Tag Archives: dying

End-of-Life Lessons From Doctors

Doctors deal with death a lot more often than those of us who don’t practice medicine. For many specialists, it’s part of the job sometimes, and it inevitably colors the way they ultimately deal with their own deaths.

So when it comes to their end-of-life decisions, do doctors die differently than the rest of us? 

Ken Murray, a clinical assistant professor of family medicine at the University of Southern California, examined this question in a thoughtful piece on Zócalo Public Square. His observations certainly provide food for thought. Murray highlights survey findings from a Johns Hopkins Precursors Study:

According to the study, 65 percent of the doctors (or former medical students) had created an advance directive, i.e. a set of legal documents spelling out in advance what sort of end-of-life care they would like. Only about 20 percent of the public does this. When asked whether they would want cardiopulmonary resuscitation, or CPR, if they were in a chronic coma, about 90 percent of the Johns Hopkins doctors said no. Only about 25 percent of the public gives the same answer.

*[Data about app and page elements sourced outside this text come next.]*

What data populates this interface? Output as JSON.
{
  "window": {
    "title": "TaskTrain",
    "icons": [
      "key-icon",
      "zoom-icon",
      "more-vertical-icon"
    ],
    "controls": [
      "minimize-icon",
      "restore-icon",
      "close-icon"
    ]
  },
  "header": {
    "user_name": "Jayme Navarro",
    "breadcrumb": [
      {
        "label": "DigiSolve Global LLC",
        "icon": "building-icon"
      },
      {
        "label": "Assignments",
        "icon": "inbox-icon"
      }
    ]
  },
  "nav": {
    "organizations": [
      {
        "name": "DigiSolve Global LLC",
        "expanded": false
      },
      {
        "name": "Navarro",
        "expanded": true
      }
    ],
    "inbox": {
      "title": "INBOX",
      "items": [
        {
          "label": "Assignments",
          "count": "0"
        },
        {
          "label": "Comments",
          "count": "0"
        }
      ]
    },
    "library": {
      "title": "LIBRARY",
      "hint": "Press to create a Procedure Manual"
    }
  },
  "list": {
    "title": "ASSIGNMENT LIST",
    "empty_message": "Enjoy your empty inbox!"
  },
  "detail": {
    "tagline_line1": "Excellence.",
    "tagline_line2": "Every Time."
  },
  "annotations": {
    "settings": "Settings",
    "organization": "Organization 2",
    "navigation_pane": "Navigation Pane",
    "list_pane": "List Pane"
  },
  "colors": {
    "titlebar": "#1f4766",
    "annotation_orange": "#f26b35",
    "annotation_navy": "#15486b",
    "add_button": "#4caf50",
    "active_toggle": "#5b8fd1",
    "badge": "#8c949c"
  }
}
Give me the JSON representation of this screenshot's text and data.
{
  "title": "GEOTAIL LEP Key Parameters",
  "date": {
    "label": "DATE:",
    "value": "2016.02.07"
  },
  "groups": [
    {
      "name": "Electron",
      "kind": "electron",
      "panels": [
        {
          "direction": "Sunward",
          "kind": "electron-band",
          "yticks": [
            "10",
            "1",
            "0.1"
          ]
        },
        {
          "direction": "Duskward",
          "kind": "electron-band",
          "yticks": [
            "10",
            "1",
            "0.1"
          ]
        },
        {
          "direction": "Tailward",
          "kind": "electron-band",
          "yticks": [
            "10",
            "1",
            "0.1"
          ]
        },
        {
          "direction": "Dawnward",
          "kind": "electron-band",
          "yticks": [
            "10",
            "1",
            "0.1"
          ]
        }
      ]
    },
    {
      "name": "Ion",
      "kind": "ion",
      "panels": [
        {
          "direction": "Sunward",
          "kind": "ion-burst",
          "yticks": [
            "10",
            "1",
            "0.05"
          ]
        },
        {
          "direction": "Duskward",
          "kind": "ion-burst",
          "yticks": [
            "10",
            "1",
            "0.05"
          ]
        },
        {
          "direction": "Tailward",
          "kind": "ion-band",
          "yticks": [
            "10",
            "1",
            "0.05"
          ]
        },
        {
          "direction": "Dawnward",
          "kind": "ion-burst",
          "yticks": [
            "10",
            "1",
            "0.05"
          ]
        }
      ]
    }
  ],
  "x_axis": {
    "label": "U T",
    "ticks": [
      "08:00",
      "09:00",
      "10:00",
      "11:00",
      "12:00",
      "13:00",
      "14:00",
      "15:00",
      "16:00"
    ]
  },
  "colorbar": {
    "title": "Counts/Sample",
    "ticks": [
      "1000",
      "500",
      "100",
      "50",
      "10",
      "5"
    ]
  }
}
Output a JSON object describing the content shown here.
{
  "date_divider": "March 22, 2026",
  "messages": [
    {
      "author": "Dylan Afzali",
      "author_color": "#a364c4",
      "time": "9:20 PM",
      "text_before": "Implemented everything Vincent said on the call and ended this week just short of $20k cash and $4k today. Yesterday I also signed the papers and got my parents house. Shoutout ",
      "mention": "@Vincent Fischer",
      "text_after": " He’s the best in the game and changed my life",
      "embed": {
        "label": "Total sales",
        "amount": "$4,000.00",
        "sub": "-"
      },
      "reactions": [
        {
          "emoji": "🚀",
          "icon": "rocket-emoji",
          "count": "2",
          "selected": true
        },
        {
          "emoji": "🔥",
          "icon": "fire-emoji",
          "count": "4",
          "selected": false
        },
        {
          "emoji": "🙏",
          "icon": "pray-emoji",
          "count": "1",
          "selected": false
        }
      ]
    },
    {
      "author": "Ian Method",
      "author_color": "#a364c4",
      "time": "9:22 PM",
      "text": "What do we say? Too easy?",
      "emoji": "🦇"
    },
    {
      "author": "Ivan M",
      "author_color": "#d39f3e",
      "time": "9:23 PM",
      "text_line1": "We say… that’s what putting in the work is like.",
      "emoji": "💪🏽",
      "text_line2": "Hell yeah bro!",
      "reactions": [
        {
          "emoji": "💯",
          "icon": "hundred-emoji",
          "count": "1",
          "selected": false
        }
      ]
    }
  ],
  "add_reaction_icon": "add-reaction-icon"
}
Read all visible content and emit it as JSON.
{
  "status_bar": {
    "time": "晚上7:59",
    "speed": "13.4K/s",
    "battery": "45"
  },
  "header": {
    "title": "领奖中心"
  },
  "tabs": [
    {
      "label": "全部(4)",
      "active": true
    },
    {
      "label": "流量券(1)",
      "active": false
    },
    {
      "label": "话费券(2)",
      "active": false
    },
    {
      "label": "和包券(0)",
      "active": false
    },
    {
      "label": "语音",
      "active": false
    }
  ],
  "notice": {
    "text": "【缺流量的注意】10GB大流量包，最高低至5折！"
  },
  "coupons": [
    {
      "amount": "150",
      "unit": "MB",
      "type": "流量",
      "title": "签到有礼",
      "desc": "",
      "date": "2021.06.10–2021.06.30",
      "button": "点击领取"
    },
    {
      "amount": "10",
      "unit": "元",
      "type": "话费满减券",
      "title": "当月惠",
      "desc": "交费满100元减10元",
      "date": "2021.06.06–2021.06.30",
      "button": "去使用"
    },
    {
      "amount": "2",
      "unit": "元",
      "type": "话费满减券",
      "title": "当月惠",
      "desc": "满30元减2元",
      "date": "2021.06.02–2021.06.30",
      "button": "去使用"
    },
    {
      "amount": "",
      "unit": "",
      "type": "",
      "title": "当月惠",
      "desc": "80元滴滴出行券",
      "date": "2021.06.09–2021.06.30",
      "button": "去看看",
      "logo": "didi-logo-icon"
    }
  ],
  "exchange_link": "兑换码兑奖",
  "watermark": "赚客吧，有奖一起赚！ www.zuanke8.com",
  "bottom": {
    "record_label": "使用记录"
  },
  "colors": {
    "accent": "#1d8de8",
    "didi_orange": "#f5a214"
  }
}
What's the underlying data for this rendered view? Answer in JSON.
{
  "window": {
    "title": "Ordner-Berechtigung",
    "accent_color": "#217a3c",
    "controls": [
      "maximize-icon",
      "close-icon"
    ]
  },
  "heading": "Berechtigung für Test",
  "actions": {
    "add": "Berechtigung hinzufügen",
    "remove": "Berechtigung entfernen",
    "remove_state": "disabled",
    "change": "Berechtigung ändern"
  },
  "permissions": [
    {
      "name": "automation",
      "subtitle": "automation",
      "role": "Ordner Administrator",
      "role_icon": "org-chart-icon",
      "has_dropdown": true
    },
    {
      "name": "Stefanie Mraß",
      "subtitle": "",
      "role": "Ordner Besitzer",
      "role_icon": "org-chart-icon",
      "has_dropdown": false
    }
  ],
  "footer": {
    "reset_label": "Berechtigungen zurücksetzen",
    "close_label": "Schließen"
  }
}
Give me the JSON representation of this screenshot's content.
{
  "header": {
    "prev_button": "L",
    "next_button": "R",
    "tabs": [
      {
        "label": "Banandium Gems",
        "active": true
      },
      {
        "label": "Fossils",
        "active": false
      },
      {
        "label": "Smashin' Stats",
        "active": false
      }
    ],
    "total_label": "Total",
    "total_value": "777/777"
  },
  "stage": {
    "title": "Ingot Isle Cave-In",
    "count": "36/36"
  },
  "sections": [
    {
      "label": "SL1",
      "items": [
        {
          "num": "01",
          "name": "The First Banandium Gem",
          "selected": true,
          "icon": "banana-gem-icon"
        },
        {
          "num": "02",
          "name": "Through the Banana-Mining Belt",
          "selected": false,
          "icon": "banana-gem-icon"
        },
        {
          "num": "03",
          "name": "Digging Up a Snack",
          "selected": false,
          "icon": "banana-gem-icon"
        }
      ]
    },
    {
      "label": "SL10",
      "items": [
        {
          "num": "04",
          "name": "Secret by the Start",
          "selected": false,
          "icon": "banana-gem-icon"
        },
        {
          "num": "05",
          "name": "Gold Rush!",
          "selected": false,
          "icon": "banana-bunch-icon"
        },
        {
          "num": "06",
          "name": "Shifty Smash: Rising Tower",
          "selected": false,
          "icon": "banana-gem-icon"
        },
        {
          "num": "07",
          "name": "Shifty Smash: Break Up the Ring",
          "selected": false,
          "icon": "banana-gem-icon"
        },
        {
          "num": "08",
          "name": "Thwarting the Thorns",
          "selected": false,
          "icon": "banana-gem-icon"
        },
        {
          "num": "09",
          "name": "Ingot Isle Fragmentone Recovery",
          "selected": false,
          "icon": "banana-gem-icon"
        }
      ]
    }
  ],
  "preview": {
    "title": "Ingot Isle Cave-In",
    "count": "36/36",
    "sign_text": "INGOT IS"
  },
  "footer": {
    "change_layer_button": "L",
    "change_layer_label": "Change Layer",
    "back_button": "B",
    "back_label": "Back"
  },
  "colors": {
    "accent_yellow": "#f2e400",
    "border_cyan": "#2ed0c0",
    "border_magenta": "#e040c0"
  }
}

I discussed the tense, and often tragic, circumstances that surround many of the treatment decisions made in hospitals. Often, I noted, family members or medical staff effectively override the wishes of a dying patient. The studies I’ve found on this suggest that family plays a particularly big role in taking things in an unintended direction,especially when there’s nothing in writing[we added the italics].

Now that’s quite jarring. But also not entirely surprising. From our perspective, the question is, what do you do with this information? And we like Murray’s constructive conclusion on this matter and his advice for patients:

We don’t like to think about death. But that avoidance is one reason so many Americans fail to arrange an advance directive, even when they are severely ill. When patients of mine would come to my office accompanied by a family member, I often asked the patient how he or she wanted to die. I didn’t do it because the patient was on the brink of death, or even sick. I did it because I wanted the patient to think about the question and also to make sure that a loved one got to hear the answer [again, the italics are ours]. Unwanted futile measures, prolonged deaths, and hospital deaths remain commonplace in America and many other places. But they don’t have to be. It just requires our doctors and, no less, the rest of us to come to terms with the inevitable.

Crossposted at MyDirectives.Com

California Survey Highlights End-of-Life Problem

Most Californians would prefer to die a natural death at home, comfortable and without pain, according to a survey released by The California Healthcare Foundation last week.

Two-thirds said they’d prefer to die peacefully if suffering from a prolonged illness, with only 7% choosing all possible care to prolong life.

The problem is, that isn’t the way most Californians die.

Only 32% die at home, with 42% dying in hospitals and 18% in nursing homes. (“Other” accounts for the balance.)

And, given the way most medical facilities work, most of the 60% whose lives end in hospitals or nursing homes receive many more tests, surgeries and procedures than they would have wanted.

Why aren’t Californians dying the way they want?

Because only 23% have recorded their end-of-life preferences in writing.

Even though 82% say it’s important to do so.


That’s a complex question.

41% say they have “too many other things to worry about right now.” 26% “don’t want to think about death or dying.”

Of course. We all understand those reasons.

But we also know that, historically, creating an advance medical directive has been complicated, confusing and costly. Finding the right forms, consulting lawyers or notaries, knowing where to store them — those obstacles all made advance directives just too hard for most people to tackle on their own.

Not anymore.

MyDirectives.com makes creating advance directives simple, clear and free. You get to choose where you’d prefer to be. What kinds of end-of-life treatments you’d want to receive and which you wouldn’t. You also get to designate several people who can make those decisions for you if you aren’t able to make them yourself.

When you’re done, your universal Advance Digital Directive (uADD™) will be securely stored online. Only the loved ones and caregivers you authorize will have access to your wishes.

You’ll then have the peace of mind that comes with knowing that, at the end, your loved ones won’t be left wondering why you didn’t let them know what you wanted them to do.

Like the families of 82% of today’s Californians.

The complete California Healthcare Foundation survey results can be found here.